Here are a few reminders for your make-up trial.
Tell your artist if you have any allergies or skin sensitivity. Most likely your artist will ask you about allergies and sensitivities. Tell the truth. And if s/he doesn’t ask, tell them anyway. A medical emergency is a pretty big price to pay for make-up on your wedding day. I don’t suggest you risk it.
You won’t look exactly like your picture. No matter how many people have told you that you resemble Katie Perry, you are not the same person. Your facial features, shape, skin tone and texture are all different from any person whose picture you bring to your artist to emulate. Your artist is different than the artist from the picture. They will use different techniques and have different tastes and preferences. Go into your appointment thinking about your photo as inspiration and not a blue print, and let your artist do what s/he does best: the art.

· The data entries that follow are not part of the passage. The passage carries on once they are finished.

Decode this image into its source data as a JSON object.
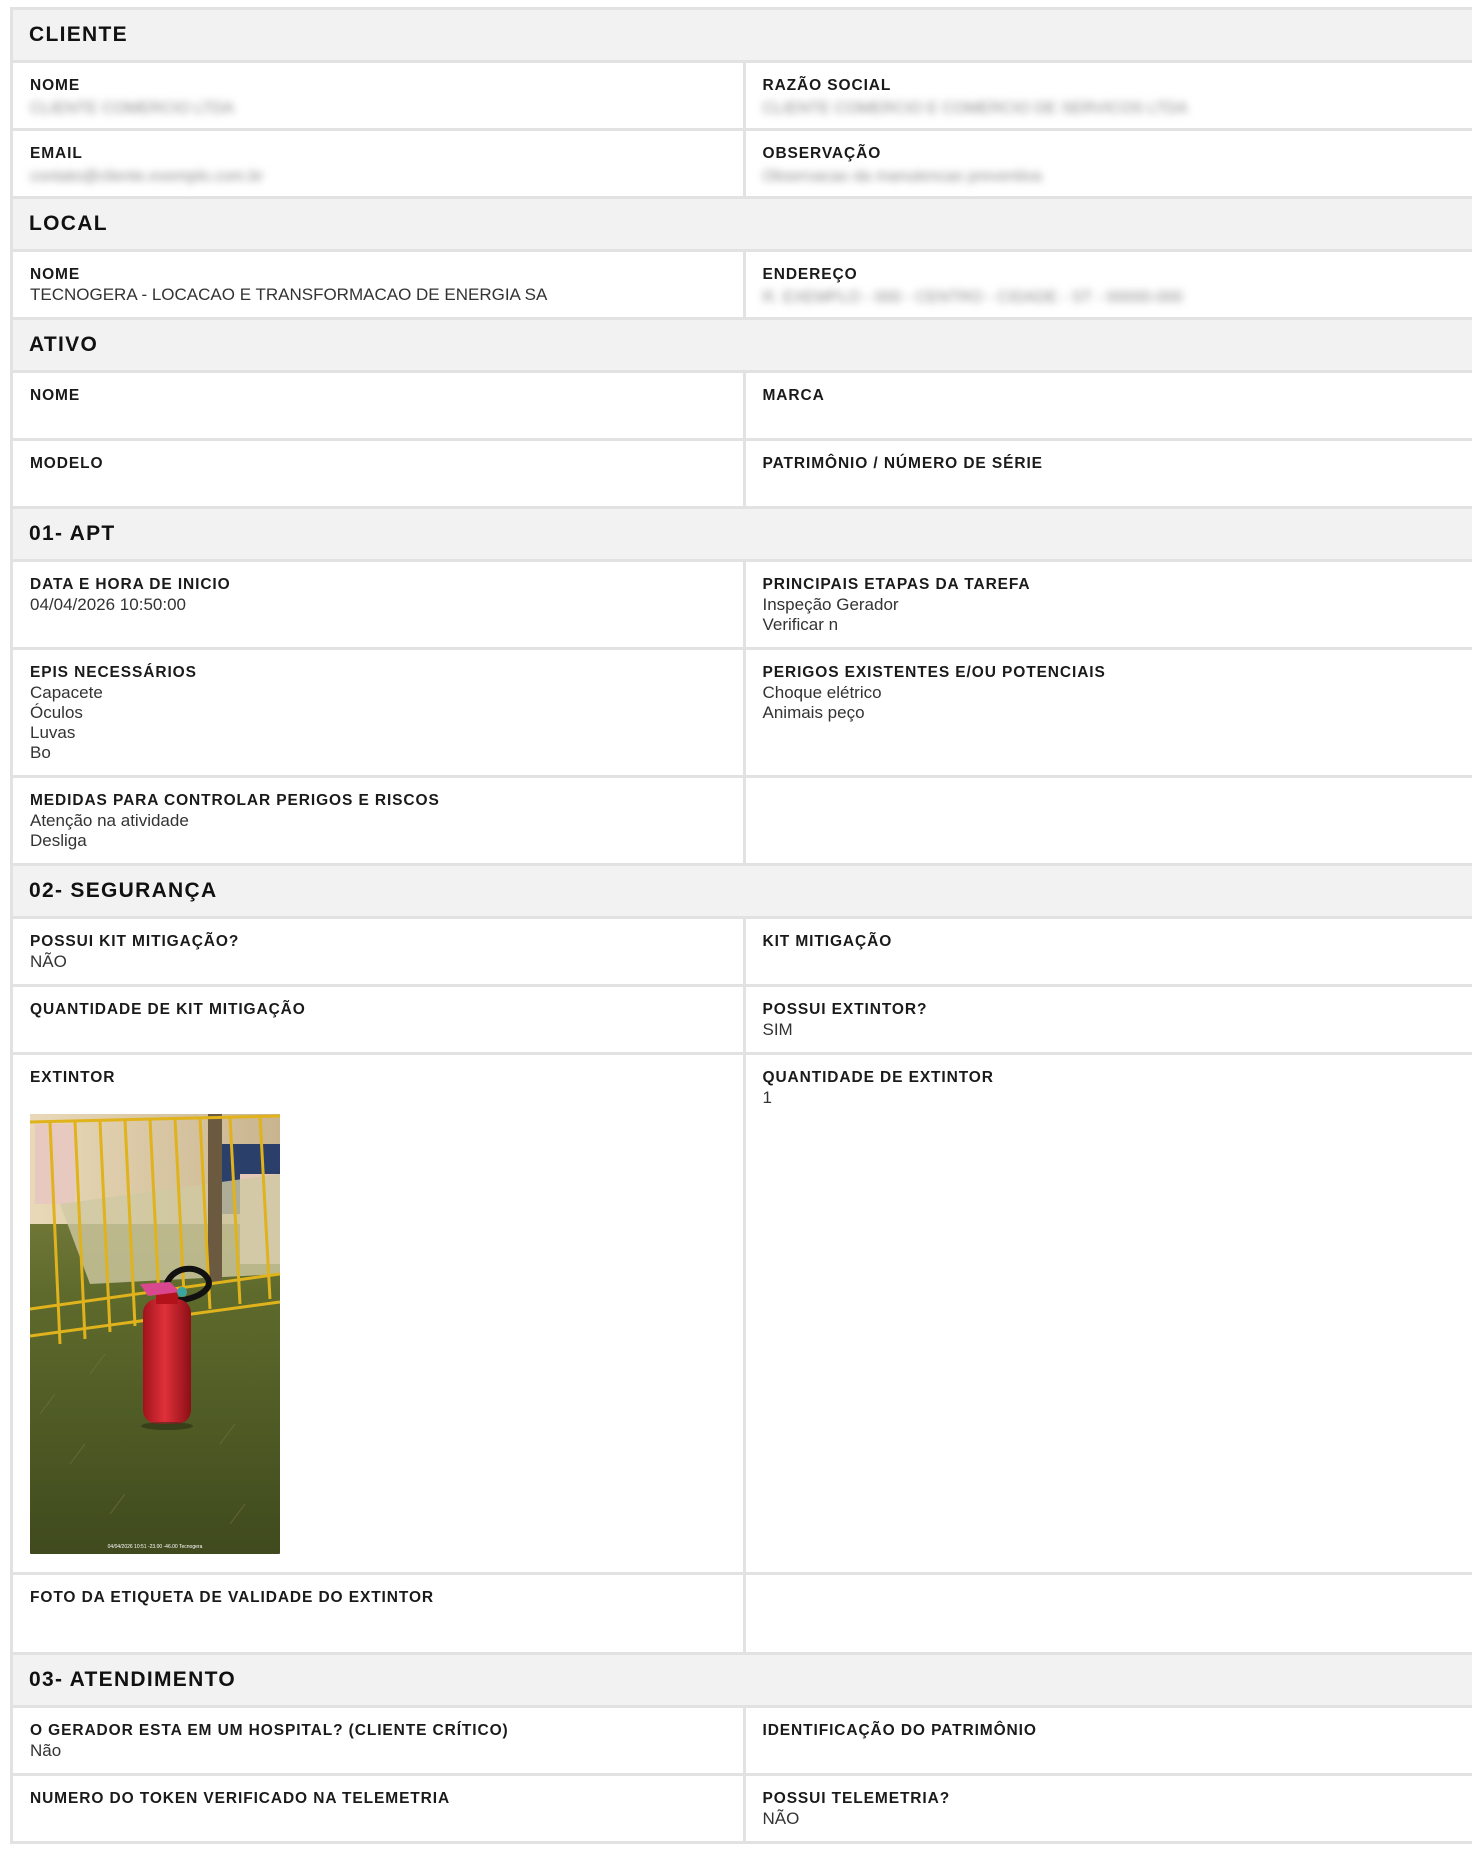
{
  "cliente": {
    "title": "CLIENTE",
    "nome_label": "NOME",
    "nome_value": "CLIENTE COMERCIO LTDA",
    "razao_label": "RAZÃO SOCIAL",
    "razao_value": "CLIENTE COMERCIO E COMERCIO DE SERVICOS LTDA",
    "email_label": "EMAIL",
    "email_value": "contato@cliente.exemplo.com.br",
    "obs_label": "OBSERVAÇÃO",
    "obs_value": "Observacao da manutencao preventiva"
  },
  "local": {
    "title": "LOCAL",
    "nome_label": "NOME",
    "nome_value": "TECNOGERA - LOCACAO E TRANSFORMACAO DE ENERGIA SA",
    "endereco_label": "ENDEREÇO",
    "endereco_value": "R. EXEMPLO - 000 - CENTRO - CIDADE - ST - 00000-000"
  },
  "ativo": {
    "title": "ATIVO",
    "nome_label": "NOME",
    "nome_value": "",
    "marca_label": "MARCA",
    "marca_value": "",
    "modelo_label": "MODELO",
    "modelo_value": "",
    "patrimonio_label": "PATRIMÔNIO / NÚMERO DE SÉRIE",
    "patrimonio_value": ""
  },
  "apt": {
    "title": "01- APT",
    "data_label": "DATA E HORA DE INICIO",
    "data_value": "04/04/2026 10:50:00",
    "etapas_label": "PRINCIPAIS ETAPAS DA TAREFA",
    "etapas_value": "Inspeção Gerador\nVerificar n",
    "epis_label": "EPIS NECESSÁRIOS",
    "epis_value": "Capacete\nÓculos\nLuvas\nBo",
    "perigos_label": "PERIGOS EXISTENTES E/OU POTENCIAIS",
    "perigos_value": "Choque elétrico\nAnimais peço",
    "medidas_label": "MEDIDAS PARA CONTROLAR PERIGOS E RISCOS",
    "medidas_value": "Atenção na atividade\nDesliga"
  },
  "seguranca": {
    "title": "02- SEGURANÇA",
    "kit_q_label": "POSSUI KIT MITIGAÇÃO?",
    "kit_q_value": "NÃO",
    "kit_label": "KIT MITIGAÇÃO",
    "kit_value": "",
    "qtd_kit_label": "QUANTIDADE DE KIT MITIGAÇÃO",
    "qtd_kit_value": "",
    "ext_q_label": "POSSUI EXTINTOR?",
    "ext_q_value": "SIM",
    "ext_label": "EXTINTOR",
    "ext_photo_caption": "04/04/2026 10:51 -23.00 -46.00 Tecnogera",
    "qtd_ext_label": "QUANTIDADE DE EXTINTOR",
    "qtd_ext_value": "1",
    "foto_label": "FOTO DA ETIQUETA DE VALIDADE DO EXTINTOR"
  },
  "atendimento": {
    "title": "03- ATENDIMENTO",
    "hospital_label": "O GERADOR ESTA EM UM HOSPITAL? (CLIENTE CRÍTICO)",
    "hospital_value": "Não",
    "ident_label": "IDENTIFICAÇÃO DO PATRIMÔNIO",
    "ident_value": "",
    "token_label": "NUMERO DO TOKEN VERIFICADO NA TELEMETRIA",
    "token_value": "",
    "telemetria_label": "POSSUI TELEMETRIA?",
    "telemetria_value": "NÃO"
  }
}
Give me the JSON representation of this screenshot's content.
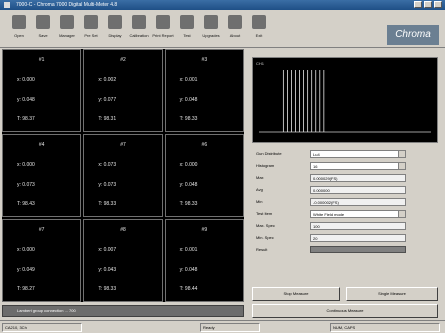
{
  "window": {
    "title": "7000-C - Chroma 7000 Digital Multi-Meter 4.8"
  },
  "toolbar": {
    "items": [
      {
        "label": "Open",
        "icon": "open-icon"
      },
      {
        "label": "Save",
        "icon": "save-icon"
      },
      {
        "label": "Manager",
        "icon": "manager-icon"
      },
      {
        "label": "Pre Set",
        "icon": "preset-icon"
      },
      {
        "label": "Display",
        "icon": "display-icon"
      },
      {
        "label": "Calibration",
        "icon": "calibration-icon"
      },
      {
        "label": "Print Report",
        "icon": "print-icon"
      },
      {
        "label": "Test",
        "icon": "test-icon"
      },
      {
        "label": "Upgrades",
        "icon": "upgrade-icon"
      },
      {
        "label": "About",
        "icon": "about-icon"
      },
      {
        "label": "Exit",
        "icon": "exit-icon"
      }
    ],
    "brand": "Chroma"
  },
  "channels": [
    {
      "name": "#1",
      "v1": "x: 0.000",
      "v2": "y: 0.048",
      "v3": "T: 98.37"
    },
    {
      "name": "#2",
      "v1": "x: 0.002",
      "v2": "y: 0.077",
      "v3": "T: 98.31"
    },
    {
      "name": "#3",
      "v1": "x: 0.001",
      "v2": "y: 0.048",
      "v3": "T: 98.33"
    },
    {
      "name": "#4",
      "v1": "x: 0.000",
      "v2": "y: 0.073",
      "v3": "T: 98.43"
    },
    {
      "name": "#7",
      "v1": "x: 0.073",
      "v2": "y: 0.073",
      "v3": "T: 98.33"
    },
    {
      "name": "#6",
      "v1": "x: 0.000",
      "v2": "y: 0.048",
      "v3": "T: 98.33"
    },
    {
      "name": "#7",
      "v1": "x: 0.000",
      "v2": "y: 0.049",
      "v3": "T: 98.27"
    },
    {
      "name": "#8",
      "v1": "x: 0.007",
      "v2": "y: 0.043",
      "v3": "T: 98.33"
    },
    {
      "name": "#9",
      "v1": "x: 0.001",
      "v2": "y: 0.048",
      "v3": "T: 98.44"
    }
  ],
  "left_status": "Lambert group connection ... 700",
  "scope": {
    "label": "CH1",
    "pulses": [
      0.3,
      0.34,
      0.38,
      0.42,
      0.46,
      0.5,
      0.54,
      0.58,
      0.62,
      0.66,
      0.7
    ]
  },
  "form": {
    "rows": [
      {
        "label": "Gun Distribute",
        "value": "Lu4",
        "spin": true
      },
      {
        "label": "Histogram",
        "value": "16",
        "spin": true
      },
      {
        "label": "Max",
        "value": "0.000029(FS)"
      },
      {
        "label": "Avg",
        "value": "0.000000"
      },
      {
        "label": "Min",
        "value": "-0.000002(FS)"
      },
      {
        "label": "Test Item",
        "value": "White Field mode",
        "spin": true
      },
      {
        "label": "Max. Spec",
        "value": "100"
      },
      {
        "label": "Min. Spec",
        "value": "20"
      },
      {
        "label": "Result",
        "value": ""
      }
    ]
  },
  "buttons": {
    "stop": "Stop Measure",
    "single": "Single Measure",
    "continuous": "Continuous Measure"
  },
  "statusbar": {
    "left": "CA210, 3Ch",
    "mid": "Ready",
    "right": "NUM, CAPS"
  },
  "colors": {
    "brand_bg": "#6b7f92",
    "grid_bg": "#000000",
    "title_bg": "#2a5f96"
  }
}
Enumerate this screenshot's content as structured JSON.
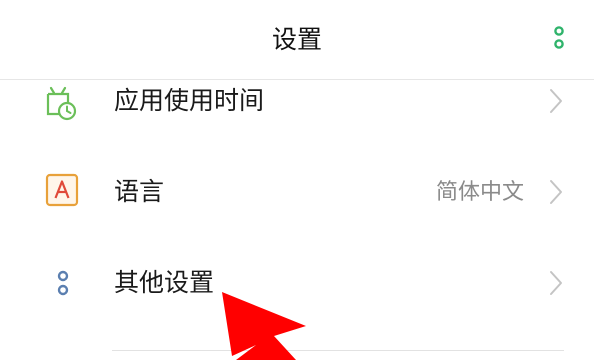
{
  "header": {
    "title": "设置",
    "menu_icon": "more-vertical-icon"
  },
  "items": [
    {
      "label": "应用使用时间",
      "value": "",
      "icon": "screen-time-icon",
      "icon_color": "#6bbf59"
    },
    {
      "label": "语言",
      "value": "简体中文",
      "icon": "language-icon",
      "icon_color": "#e8a13a"
    },
    {
      "label": "其他设置",
      "value": "",
      "icon": "other-settings-icon",
      "icon_color": "#5b7fb0"
    }
  ],
  "colors": {
    "accent_green": "#2fb36b",
    "annotation_red": "#ff0000"
  }
}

Trust the expert. Just as I said last week about hair stylists, your make-up artist is an expert. S/he has probably gone to school for years studying the best practices and techniques, not to mention the latest trends. Make-up artists not only have to go to school to hone their artistry, but they need to learn about chemistry and dermatology and a plethora of other studies.
Basically, try not to micromanage your vendor. If you are super intent on having your make-up done perfectly the way you do it, then you should do it yourself. If you hire a make-up artist, you need to trust his/her expertise and listen to their advice.
If you don’t like it, speak up. As with anything wedding vendor related, people join this industry for the money, but mostly to see happy clients. It’s important that you speak up if you don’t like something. Of course, be respectful, but your artist will understand. It’s important you like what you see in the mirror on the wedding day!